The Vacanti Lab at Brigham and Women’s Hospital/Harvard Medical School has now posted online their own version of the STAP cell production protocol.
The thing that first struck me most strongly about this published protocol is that it is not the same protocol reported in the Nature papers and it also is not the same as the recently posted RIKEN STAP protocol.
What the heck?
Given that the two STAP papers were just published 7 weeks in Nature, how can there already be so many different protocols coming from one collaborative team? I don’t know, but it seems puzzling to me.
The Vacanti Lab Protocol in part indicates that this new protocol is in essence a “best of both worlds” kind of methodology:
“The protocol below is a combination of the two most effective approaches described in our Jan 31, 2014 article published in Nature (Obokata et al., Stimulus Triggered Fate Conversion of Somatic Cells into Pluripotency. Nature 505. 641-647, 2014).”
Again, as with the RIKEN protocol, people attempting to make STAP cells with this new method are cautioned numerous times about crucial details to the protocol that if not performed correctly could derail the process. Even in the introduction to the protocol the authors (whoever they are) write “It is very important that each step be performed precisely as described.”
It seems worth quoting Dr. Vacanti from my interview with him on this blog in the first days that the STAP papers came out along with my questions #4 and #5 for him:
4. Do you think other labs will have a relatively straightforward, easy time to make STAP cells too now? Have any other independent labs indicated to you that they’ve now already done this successfully?
Vacanti: Yes. I believe they will. It is easy. I suspect that it has not yet been repeated in 2 days.
5. Are there some methodological subtleties to making STAP cells? Would you be willing to make available a full, step-by-step, day-by-day detailed Vacanti lab protocol with notes, etc. on making STAP cells for the global stem cell community?
Vacanti: No subtleties. We studied 7 stresses. We focused on one effective stress, low pH. I suspect that many more effective stresses will be described. If not, we would be delighted to give a “how to”. But that is essentially what the paper is.
This new method seems to be the Vacanti Lab “how to”, but to me at least there sure seem to be subtleties.
This new Vacanti Lab protocol involves combining in sequential steps both of two key stressing steps for cells: trituration and acid treatment. The main difference from previous protocols seems to be the implication that both of these stressors in combination are recommended. Further the trituration is divided into 3 steps: cells going through a standard Pasteur Pipette, cells then going through a pipette with a 100-150 micron lumen and then finally through a pipette with a smaller lumen of 50-70 microns.
Since the average cell diameter is about 10 microns, I’m not quite sure what happens to cells as they go through these pipette lumens, and how it would be connected to reprogramming.

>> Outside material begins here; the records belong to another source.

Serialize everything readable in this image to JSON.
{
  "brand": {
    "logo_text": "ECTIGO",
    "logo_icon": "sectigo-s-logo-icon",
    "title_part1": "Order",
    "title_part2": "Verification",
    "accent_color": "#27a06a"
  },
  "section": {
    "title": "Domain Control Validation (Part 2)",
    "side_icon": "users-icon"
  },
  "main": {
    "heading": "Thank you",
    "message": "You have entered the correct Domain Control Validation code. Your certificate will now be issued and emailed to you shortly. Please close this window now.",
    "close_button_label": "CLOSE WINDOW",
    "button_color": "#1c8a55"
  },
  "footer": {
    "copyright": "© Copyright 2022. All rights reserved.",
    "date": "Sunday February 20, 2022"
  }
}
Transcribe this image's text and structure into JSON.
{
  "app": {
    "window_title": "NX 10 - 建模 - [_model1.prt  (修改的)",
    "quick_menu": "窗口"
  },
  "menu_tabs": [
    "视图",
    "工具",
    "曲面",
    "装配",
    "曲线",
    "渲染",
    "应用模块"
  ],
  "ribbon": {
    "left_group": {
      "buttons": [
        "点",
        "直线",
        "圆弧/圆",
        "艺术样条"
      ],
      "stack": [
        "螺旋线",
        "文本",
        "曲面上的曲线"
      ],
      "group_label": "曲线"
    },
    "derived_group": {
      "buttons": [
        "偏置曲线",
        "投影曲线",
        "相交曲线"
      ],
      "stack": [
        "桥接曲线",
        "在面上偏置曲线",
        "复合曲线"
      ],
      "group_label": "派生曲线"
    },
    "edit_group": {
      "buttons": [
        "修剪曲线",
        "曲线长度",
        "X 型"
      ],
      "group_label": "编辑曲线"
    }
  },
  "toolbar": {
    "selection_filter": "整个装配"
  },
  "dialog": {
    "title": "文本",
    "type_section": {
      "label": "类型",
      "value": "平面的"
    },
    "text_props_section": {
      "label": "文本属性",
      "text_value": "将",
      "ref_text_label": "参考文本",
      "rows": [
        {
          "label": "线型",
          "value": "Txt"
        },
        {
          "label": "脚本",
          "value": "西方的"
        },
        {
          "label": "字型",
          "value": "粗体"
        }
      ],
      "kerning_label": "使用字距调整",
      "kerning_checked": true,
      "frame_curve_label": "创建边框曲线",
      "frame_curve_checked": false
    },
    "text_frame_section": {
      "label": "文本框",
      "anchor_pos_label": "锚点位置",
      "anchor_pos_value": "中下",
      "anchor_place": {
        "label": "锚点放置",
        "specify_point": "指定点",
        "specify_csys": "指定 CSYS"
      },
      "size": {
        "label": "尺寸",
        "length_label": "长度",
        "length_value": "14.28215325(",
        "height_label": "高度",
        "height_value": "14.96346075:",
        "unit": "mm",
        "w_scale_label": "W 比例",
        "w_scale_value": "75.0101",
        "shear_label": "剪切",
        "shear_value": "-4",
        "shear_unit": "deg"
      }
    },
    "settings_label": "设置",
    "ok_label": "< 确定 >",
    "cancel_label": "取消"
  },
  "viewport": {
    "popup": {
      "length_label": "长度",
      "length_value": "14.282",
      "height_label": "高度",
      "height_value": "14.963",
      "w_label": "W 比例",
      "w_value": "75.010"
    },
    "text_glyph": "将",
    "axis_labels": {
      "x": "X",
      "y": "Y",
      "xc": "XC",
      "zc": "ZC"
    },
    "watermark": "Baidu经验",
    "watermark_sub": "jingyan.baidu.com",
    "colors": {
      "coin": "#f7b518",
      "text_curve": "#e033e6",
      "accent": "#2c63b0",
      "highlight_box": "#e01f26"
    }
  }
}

Presumably many cells are mechanically destroyed during this process by literally crashing into the edge of the lumen or squeezing through in clusters, others are mechanically damaged, and perhaps a minority survive just having been subject to pressure and sheer stress.
It seems to me like a very imprecise, crude process of cellular battery. The recommended fire polishing process including breaking the end seems subject to great variation, although using such customized pipettes for other applications is not unusual in biomedical science experiments.
After trituration, then comes the acid treatment that is literally referred to by the protocol authors as an “acid bath”, and placement in “sphere media”, which is changed regularly. There the protocol ends abruptly.
Overall takes on the new protocol?
I would say that to my eye this protocol seems far less detailed than the online RIKEN one. For example at step A7, acid treatment, there are no details given as to the actual exact cell # to be used and the volume of low pH buffer to be used is not stated. It just says 2 million cells/ml in a general sense. Isn’t the total volume here important particularly since addition of cells raises the pH? The greater the total volume the lower the impact of the cells on the overall pH, right?
What is also notable about this protocol more generally is the large number of other seemingly important things that are not mentioned in it.
There is no mention of efficiency, validation, expected results, the kind of starting cells, the species of cells, the % cell death expected at any given step and how this is assessed, sorting procedures before or afterwards, and a whole lot more. Puzzlingly, the protocol in addition has no listed authors and is not signed so I am just inferring that this is coming from the Vacanti Lab.
Maybe they can post a new version that includes more detail later.
Will this new protocol help other labs make STAP cells? One can hope, but I remain fairly skeptical that these procedures would specifically create totipotent stem cells.
Any other reactions?